Paperback: 352 pages
In a remote Sicilian mountain town, four women arrive at a cookery school, each at a turning point in their lives.
Moll is a foodie and an exhausted working mum on the holiday of a lifetime. Tricia, a top London lawyer is taking a break from the demands of her job and her family. Valerie, consumed by grief following the death of her partner, is trying to figure out how to live a life without him. And recently divorced Poppy has come to Sicily to learn about the place that her grandfather was born before emigrating to Australia.
Luca Amore runs the school, using the recipes passed down to him by generations of Amore women. He expects this course to be much like all the others – but as sparks fly, friendships are made and secrets are shared. And for each of them nothing will ever be the same.
The Food of Love Cookery School is narrated by each of our four women with a 3rd person narrative from Luca himself interspersed throughout. I loved this format as we get to know Poppy, Tricia, Valerie and Moll as the days of the cookery course progress.
Luca is an enigma. There is more underneath his distant exterior self and the more we get to know him the further removed he is from that young man who isn’t proud of the thing that happened. This was a great way of showing how decisions we make when younger often change as our values change with age.
Conflict comes from the daughter of the local chocolatier whose family is close to the Amore family and there is also conflict between two members in the group.
For me, the romance was secondary to the food and the friendships 🙂
I think that readers will identify with the women who are learning to cope with the lives they find themselves either moving towards or away from and the strategies they employ so that their lives are successful on the surface. A reminder of how the judgements we make are based on what we see … on our own experiences and perceptions. When I look back at my notes I can see how cleverly the author first introduces us to the women so that we do make those judgments.
I really enjoyed being with this group, not only as they learnt to cook but visiting each venue and becoming a part of the town. The writing pulled me in totally and their experiences became my own. I felt as if I had been on holiday!
At the end of my proof copy are some Food of Love recipes.
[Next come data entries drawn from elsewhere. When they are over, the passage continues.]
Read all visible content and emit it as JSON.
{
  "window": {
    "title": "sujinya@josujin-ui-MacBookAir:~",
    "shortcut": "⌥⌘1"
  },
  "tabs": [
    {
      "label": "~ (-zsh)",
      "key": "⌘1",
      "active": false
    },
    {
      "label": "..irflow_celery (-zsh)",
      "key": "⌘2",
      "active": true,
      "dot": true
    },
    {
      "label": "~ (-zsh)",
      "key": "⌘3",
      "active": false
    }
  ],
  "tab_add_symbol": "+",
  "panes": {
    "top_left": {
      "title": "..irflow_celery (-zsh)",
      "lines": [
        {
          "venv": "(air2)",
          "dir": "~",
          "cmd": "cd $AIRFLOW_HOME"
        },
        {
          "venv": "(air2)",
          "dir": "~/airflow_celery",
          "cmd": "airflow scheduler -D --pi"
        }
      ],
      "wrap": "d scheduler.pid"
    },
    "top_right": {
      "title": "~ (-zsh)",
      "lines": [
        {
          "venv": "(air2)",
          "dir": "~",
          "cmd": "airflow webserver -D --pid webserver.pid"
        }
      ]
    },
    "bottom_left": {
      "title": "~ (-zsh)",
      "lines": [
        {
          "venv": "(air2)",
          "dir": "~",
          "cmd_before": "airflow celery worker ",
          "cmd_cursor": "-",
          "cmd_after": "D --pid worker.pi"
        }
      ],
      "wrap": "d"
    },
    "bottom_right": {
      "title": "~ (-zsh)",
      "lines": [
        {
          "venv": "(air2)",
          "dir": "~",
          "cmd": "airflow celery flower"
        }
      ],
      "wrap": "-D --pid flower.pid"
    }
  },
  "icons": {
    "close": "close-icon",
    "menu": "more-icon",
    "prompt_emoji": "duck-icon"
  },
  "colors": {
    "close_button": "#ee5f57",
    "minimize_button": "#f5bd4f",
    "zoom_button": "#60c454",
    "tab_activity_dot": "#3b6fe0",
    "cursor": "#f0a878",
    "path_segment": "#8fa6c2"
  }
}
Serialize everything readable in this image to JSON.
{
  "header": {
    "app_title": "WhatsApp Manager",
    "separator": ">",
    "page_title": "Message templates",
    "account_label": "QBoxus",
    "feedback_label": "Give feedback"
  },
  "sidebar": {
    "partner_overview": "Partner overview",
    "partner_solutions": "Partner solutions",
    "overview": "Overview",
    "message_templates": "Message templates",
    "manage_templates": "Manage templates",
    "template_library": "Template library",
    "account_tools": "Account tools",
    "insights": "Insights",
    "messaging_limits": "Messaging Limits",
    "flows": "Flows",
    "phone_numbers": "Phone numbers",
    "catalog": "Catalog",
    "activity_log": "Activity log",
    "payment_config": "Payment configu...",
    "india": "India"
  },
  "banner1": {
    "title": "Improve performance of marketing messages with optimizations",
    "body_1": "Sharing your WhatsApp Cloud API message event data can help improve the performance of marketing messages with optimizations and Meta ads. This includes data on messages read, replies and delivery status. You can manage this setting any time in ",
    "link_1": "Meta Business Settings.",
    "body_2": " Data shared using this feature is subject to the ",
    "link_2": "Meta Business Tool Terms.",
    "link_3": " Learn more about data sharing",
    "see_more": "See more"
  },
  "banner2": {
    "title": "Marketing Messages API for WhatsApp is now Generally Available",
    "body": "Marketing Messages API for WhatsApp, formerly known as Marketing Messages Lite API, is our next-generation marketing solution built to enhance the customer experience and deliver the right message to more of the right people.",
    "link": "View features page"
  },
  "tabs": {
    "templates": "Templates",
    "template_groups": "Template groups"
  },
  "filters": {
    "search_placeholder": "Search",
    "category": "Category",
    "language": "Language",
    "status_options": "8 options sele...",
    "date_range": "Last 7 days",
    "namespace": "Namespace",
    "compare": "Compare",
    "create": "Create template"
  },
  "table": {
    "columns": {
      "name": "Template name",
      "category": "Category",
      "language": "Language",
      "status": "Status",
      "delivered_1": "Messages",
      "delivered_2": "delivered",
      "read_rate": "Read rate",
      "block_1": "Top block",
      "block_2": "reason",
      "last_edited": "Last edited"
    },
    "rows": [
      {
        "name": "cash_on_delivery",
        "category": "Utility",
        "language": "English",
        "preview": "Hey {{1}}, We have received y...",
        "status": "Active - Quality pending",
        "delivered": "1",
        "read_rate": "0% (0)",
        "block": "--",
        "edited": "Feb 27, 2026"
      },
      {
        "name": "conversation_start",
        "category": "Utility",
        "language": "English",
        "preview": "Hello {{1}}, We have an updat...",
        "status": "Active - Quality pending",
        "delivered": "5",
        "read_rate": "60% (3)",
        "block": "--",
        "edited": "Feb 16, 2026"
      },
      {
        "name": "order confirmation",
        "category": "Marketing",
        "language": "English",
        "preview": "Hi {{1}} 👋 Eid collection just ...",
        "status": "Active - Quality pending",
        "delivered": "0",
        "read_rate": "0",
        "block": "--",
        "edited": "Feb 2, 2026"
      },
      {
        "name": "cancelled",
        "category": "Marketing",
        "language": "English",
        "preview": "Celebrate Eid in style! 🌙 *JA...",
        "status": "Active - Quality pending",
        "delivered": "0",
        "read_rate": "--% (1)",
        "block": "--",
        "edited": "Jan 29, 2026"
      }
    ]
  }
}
History, heritage, culture, the real meaning of food, romance and friendships are all a part of The Food of Love Cookery School. What’s not to like? If you haven’t read it already, add it to your summer reading list.
I won my proof copy last year from Sarah at Today I’m Reading. Thank you Sarah!